The Future of Work (and beyond)
- – Reid Hoffman (LinkedIn, Greylock) was as good a speaker as ever to take this topic. While Reid did not touch so much on the future of work as he sees it from his vaunted position, he touched on some of the initiatives that he’s working on to make sure that we’re appropriately adapting modern technologies to industries that may be outside of Silicon Valley’s purview but would shamefully fall behind if we neglect them.
- – One of these initiatives is a collaboration with Pierre Omidyar and The Knight Foundation called the Ethics and Governance of AI Fund, which effectively democratizes AI and attempts to steer both general and specialized AI in the “right,” ethically conscious direction. The idea is that engineers who write code are in possession of a profound power and, left unchecked, could develop subjectively unfair templates which any and all future developments would exacerbate. We should open up the channels through which AI is created today to cultivate diversity across thought, race, religion, age, employment, etc… to ensure that it’s truly an open forum tomorrow. Sounds nice but let’s see how it goes…

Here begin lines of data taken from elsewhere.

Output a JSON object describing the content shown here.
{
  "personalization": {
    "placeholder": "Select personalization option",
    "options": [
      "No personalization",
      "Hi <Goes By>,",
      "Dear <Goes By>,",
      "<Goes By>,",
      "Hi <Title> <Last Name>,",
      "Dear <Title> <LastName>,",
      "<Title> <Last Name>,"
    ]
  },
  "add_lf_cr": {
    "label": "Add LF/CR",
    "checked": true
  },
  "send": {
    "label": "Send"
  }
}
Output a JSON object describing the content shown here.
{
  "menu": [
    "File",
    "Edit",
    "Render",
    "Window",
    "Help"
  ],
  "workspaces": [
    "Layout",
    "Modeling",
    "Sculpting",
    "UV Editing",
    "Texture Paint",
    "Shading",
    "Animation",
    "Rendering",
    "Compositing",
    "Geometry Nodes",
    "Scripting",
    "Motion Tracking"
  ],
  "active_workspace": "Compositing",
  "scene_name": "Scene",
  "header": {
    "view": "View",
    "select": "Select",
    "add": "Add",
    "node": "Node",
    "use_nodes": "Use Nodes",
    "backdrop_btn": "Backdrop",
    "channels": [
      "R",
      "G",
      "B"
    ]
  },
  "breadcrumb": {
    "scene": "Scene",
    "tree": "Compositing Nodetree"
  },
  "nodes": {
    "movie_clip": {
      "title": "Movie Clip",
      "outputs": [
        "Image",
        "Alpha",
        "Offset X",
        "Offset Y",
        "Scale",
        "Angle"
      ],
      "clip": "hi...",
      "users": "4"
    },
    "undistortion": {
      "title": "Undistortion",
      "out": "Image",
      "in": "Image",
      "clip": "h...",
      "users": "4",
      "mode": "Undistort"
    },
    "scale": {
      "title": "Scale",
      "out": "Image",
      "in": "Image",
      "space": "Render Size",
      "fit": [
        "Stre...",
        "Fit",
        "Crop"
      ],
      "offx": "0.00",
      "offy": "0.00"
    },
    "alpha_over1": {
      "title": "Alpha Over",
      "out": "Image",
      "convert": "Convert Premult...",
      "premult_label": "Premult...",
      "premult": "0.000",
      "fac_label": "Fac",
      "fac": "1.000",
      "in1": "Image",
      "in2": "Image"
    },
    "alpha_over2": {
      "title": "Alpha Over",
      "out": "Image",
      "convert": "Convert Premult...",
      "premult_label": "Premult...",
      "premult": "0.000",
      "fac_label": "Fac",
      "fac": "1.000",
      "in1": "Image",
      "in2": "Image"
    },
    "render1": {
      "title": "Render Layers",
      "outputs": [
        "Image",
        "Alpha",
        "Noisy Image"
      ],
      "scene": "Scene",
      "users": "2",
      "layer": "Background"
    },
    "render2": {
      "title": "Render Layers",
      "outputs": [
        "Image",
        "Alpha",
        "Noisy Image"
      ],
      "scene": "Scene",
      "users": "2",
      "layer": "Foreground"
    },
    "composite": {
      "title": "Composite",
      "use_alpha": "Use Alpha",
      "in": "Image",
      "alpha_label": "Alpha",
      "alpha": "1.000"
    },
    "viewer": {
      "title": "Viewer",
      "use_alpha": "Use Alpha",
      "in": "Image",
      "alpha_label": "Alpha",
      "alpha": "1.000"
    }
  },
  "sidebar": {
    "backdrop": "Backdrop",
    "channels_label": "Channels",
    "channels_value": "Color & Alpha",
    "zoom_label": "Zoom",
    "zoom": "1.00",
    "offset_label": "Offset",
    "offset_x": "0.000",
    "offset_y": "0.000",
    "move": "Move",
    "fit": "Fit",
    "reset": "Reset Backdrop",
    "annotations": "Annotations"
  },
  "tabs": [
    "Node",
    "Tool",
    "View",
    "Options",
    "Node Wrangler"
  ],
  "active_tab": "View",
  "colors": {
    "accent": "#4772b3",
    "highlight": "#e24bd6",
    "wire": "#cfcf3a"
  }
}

There was also some great conversation that I won’t cover here around robots in our homes, mapping social media signals to eerily accurate political models, cybercrime and Lamborghinis. Send me an email at firstname.lastname@example.org if you’d like to get access to my full event notes and feel free to ping me if you’re working on interesting ideas in the realm of any of these sectors. Looking forward to EmTech 2018!